Friday the 13th: Should Christians Be Superstitious? A Look at Superstitions Among Evangelicals in Brazil

Today is Friday the 13th and many in Brazil consider the day to be the unluckiest day of the year, and are avoiding black cats and broken mirrors. However, how should Christians see superstitions and in particular, are Evangelical Christians in Brazil tempted to be superstitious on this day?

According to a Brazilian apologist, Johnny Bernardo, from the Institute for Religious Research (INPR) Brazilians in general are "extremely" superstitious. "They are influenced greatly by secular media, horoscopes magazines, accessory industries, etc," he told The Christian Post.

As for Evangelicals in particular he confirmed there are some churches, especially "neo-Pentecostal" ones, who promote superstitious practices like the use of salt (to drive away evil spirits), and an anointed rose among other things, which aim to offer spiritual values to the believers.

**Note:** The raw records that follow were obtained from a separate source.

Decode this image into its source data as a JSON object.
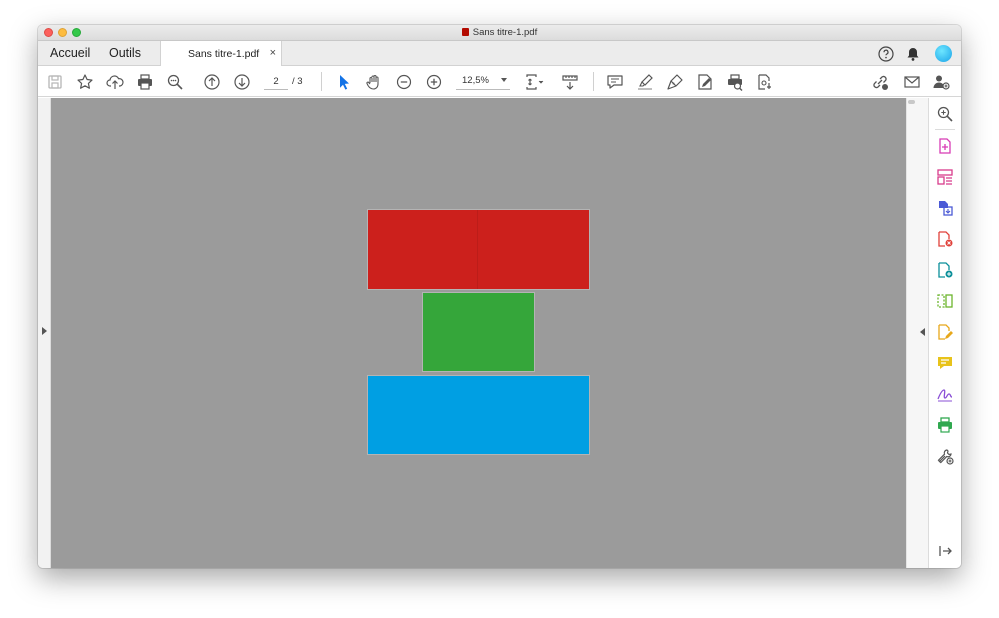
{
  "window": {
    "title": "Sans titre-1.pdf"
  },
  "tabs": {
    "home": "Accueil",
    "tools": "Outils",
    "document": "Sans titre-1.pdf",
    "close_glyph": "×"
  },
  "toolbar": {
    "page_current": "2",
    "page_total": "/ 3",
    "zoom": "12,5%"
  },
  "page_content": {
    "blocks": [
      {
        "name": "red-block",
        "color": "#cc201c"
      },
      {
        "name": "green-block",
        "color": "#35a63a"
      },
      {
        "name": "blue-block",
        "color": "#009fe3"
      }
    ]
  },
  "colors": {
    "viewer_background": "#9b9b9b",
    "select_tool_active": "#1473e6"
  }
}
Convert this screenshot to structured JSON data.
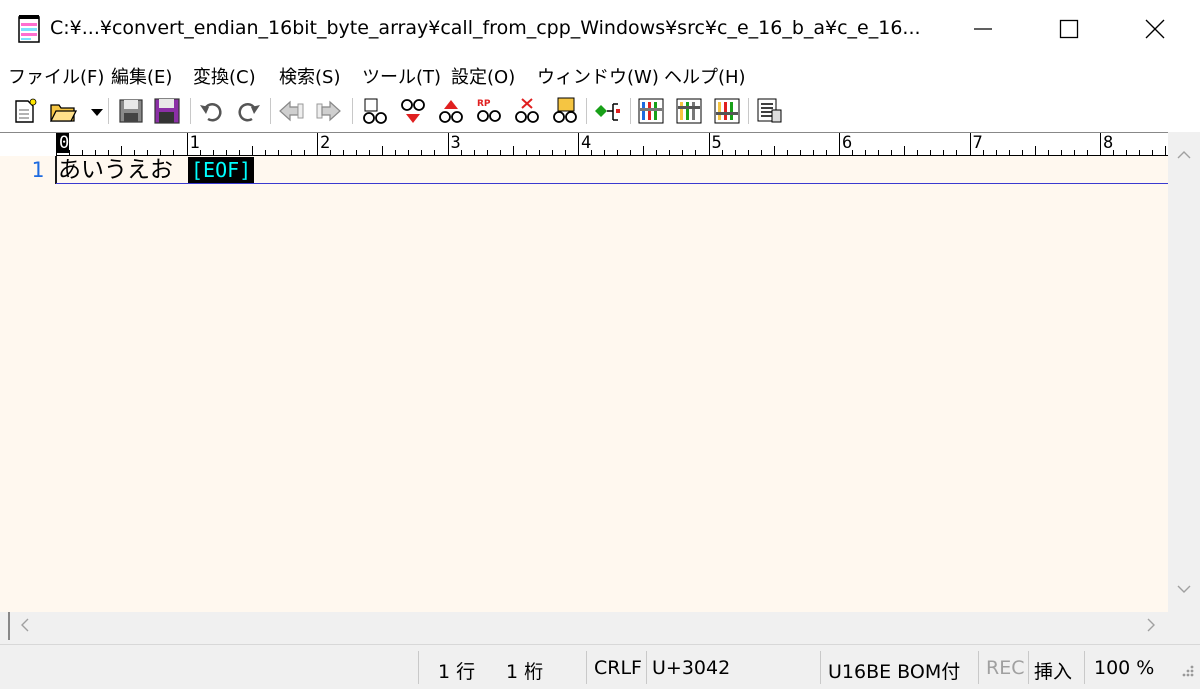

These practices were also highlighted in a report from the Committee on Doctrine of the Presbyterian Church of Brazil, which also mentions other practices, such as the use of fluidic water, ribbons and bracelets and the rue plant.

Bernardo explains these objects are used by the churches to fight against the devil in a "spiritual battle." Apparently, he said the church doesn't believe that there is any intrinsic power in them, but it uses it as something to "awaken people's faith."

However, the problem is that this is not how it has been used so far and he gives an example of how churches are promoting this kind of practice.

"Many people say the trouble and fights at home are just part of the era we live in. That is not it. These are the result of the presence of demons. 'Sometimes I want to go to church.' But when is time to go they lose courage. Everything that blocks people from going to church, this is the demon. 'Come, let's anoint your right foot and untie your life'," said Bernardo, giving an example of what a typical neo-Pentecostal priest would say as an invitation to believers to join superstitious practices in their churches.

Other Christian leaders point to other superstitious practices, such as leaving the Bible open on Psalm 91 to drive away misfortune, or utilizing expressions such as "you are tied!"

Evangelical church leaders explain the existence of superstitions among Evangelicals as a result of a lack of proper biblical orientation.